In Carson, a discharged white employee was replaced by another white employee. Relying in part on O'Connor, Carson states:
An employee may be able to show that his race or another characteristic that the law places off limits tipped the scales against him, without regard to the demographic characteristics of his replacement. . . . The question instead is whether the plaintiff has established a logical reason to believe that the decision rests on a legally forbidden ground. That one's replacement is of another race, sex, or age may help to raise an inference of discrimination, but it is neither a sufficient nor a necessary condition. . . . Any demonstration strong enough to support a judgment in the plaintiff's favor if the employer remains silent will do, even if the proof does not fit into a set of pigeonholes.
Carson, 82 F.3d at 159. The statement that being replaced by a person of another race, sex, or age is not a "necessary" condition does not mean that the fourth element has been eliminated and the first three elements are sufficient. It just means that other sufficient factors may be used to establish the prima facie case.
For the reasons stated above, the holding in Shivers v. Honeywell, Inc., 933 F. Supp. 705, 709 (N.D. Ill. 1996), that the first three elements are a sufficient prima facie case in light of O'Connor and Carson, will not be followed. To make out a prima facie case of a discharge based on sex discrimination, a female plaintiff must show the standard three elements plus that she was replaced by a male or treated less favorably than a comparable male. Alternatively, she can show another set of factors from which a discriminatory discharge can reasonably be inferred.

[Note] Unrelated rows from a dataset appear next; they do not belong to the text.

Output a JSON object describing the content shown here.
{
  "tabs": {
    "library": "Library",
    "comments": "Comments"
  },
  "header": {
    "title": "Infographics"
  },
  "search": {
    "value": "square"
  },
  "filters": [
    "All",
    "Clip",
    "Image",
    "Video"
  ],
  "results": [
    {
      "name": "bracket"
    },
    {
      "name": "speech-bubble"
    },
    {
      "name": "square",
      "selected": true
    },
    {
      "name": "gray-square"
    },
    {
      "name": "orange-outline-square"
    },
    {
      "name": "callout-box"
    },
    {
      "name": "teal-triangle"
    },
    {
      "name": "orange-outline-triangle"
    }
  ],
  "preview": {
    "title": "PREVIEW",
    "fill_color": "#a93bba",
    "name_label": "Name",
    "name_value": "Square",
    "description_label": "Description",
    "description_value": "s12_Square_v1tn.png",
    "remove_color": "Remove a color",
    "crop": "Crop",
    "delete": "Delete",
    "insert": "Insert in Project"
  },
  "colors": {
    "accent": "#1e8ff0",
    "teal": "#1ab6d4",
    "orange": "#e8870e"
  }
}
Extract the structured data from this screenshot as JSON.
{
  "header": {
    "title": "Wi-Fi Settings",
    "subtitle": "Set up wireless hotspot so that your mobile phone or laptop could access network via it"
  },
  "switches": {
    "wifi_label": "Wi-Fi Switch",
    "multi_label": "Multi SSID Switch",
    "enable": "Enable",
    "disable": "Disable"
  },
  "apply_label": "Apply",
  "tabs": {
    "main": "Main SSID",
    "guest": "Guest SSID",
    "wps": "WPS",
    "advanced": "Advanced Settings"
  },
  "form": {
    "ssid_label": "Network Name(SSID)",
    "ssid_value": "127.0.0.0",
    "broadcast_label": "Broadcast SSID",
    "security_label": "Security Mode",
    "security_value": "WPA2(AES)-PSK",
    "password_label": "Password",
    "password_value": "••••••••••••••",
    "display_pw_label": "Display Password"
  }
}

There is no contention that plaintiff has failed to satisfy the first three elements. The burden is on plaintiff to show that she can satisfy the fourth element or some alternative prima facie case. She does not contend she can show a comparable male was treated more favorably. Neither party points to any evidence as to whether plaintiff was replaced. Plaintiff does not contend she can satisfy an alternative prima facie case or that she has direct evidence of sex discrimination. Since plaintiff has not satisfied her burden, the Count III claim for a discharge based on gender discrimination will be dismissed.
IT IS THEREFORE ORDERED that defendant's motion to strike certain exhibits to plaintiff's response [83-1] is denied. Defendant's motion for summary judgment [68-1] is granted in part and denied in part. Counts II and III are dismissed. In open court on May 8, 1997 at 9:15 a.m., the parties shall present an original and copy of a topbound, final pretrial order in full compliance with Local Rule 5.00.

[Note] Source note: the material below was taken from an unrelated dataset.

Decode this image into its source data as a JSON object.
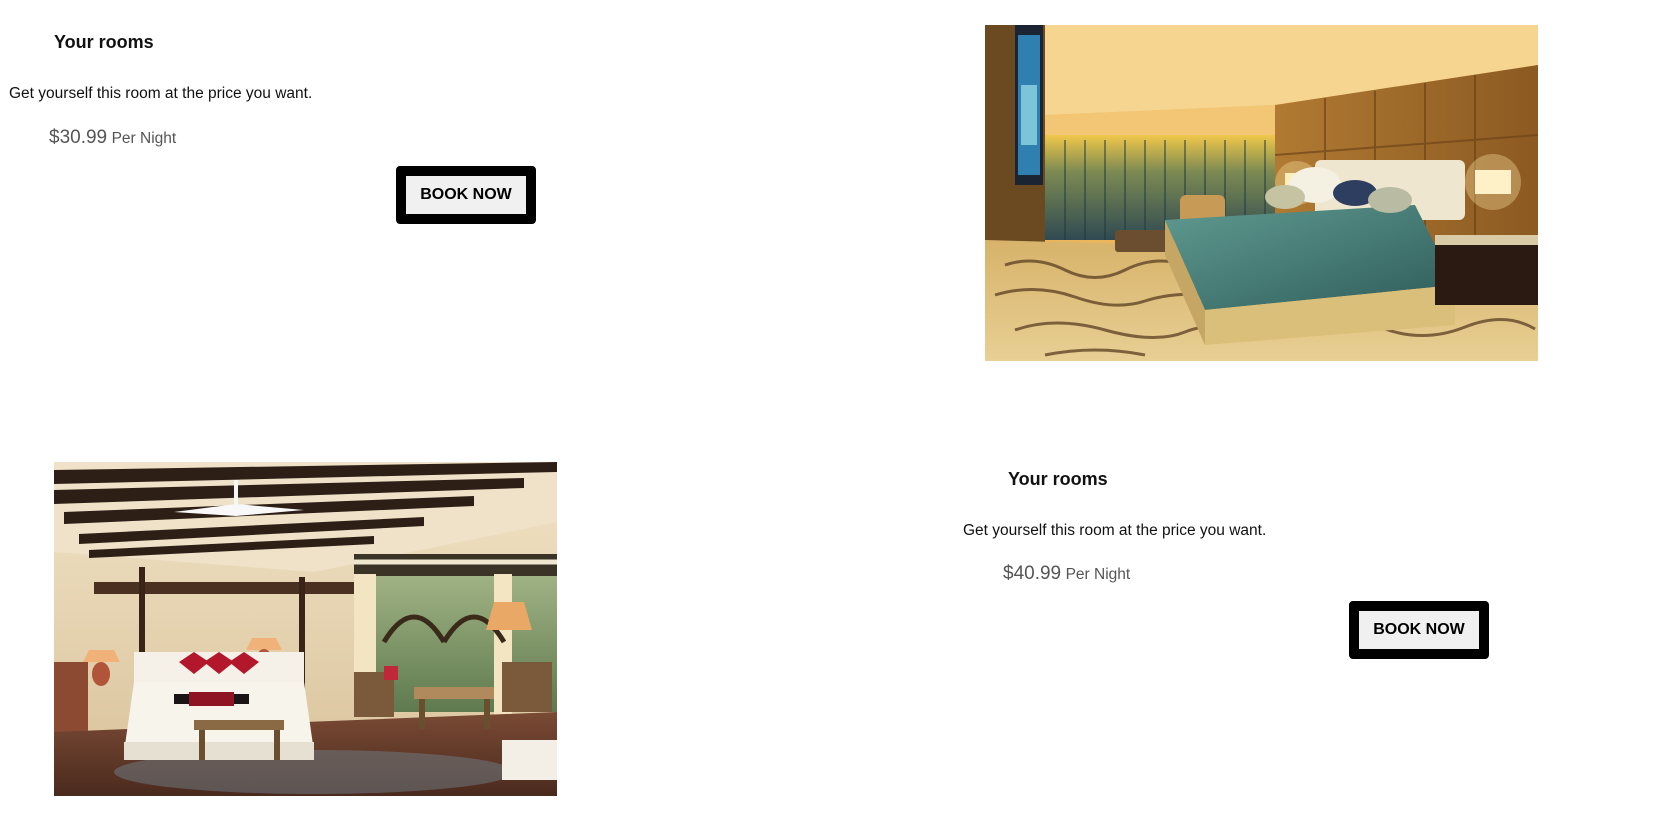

William T. Hart
UNITED STATES DISTRICT JUDGE
DATED: MARCH 27, 1997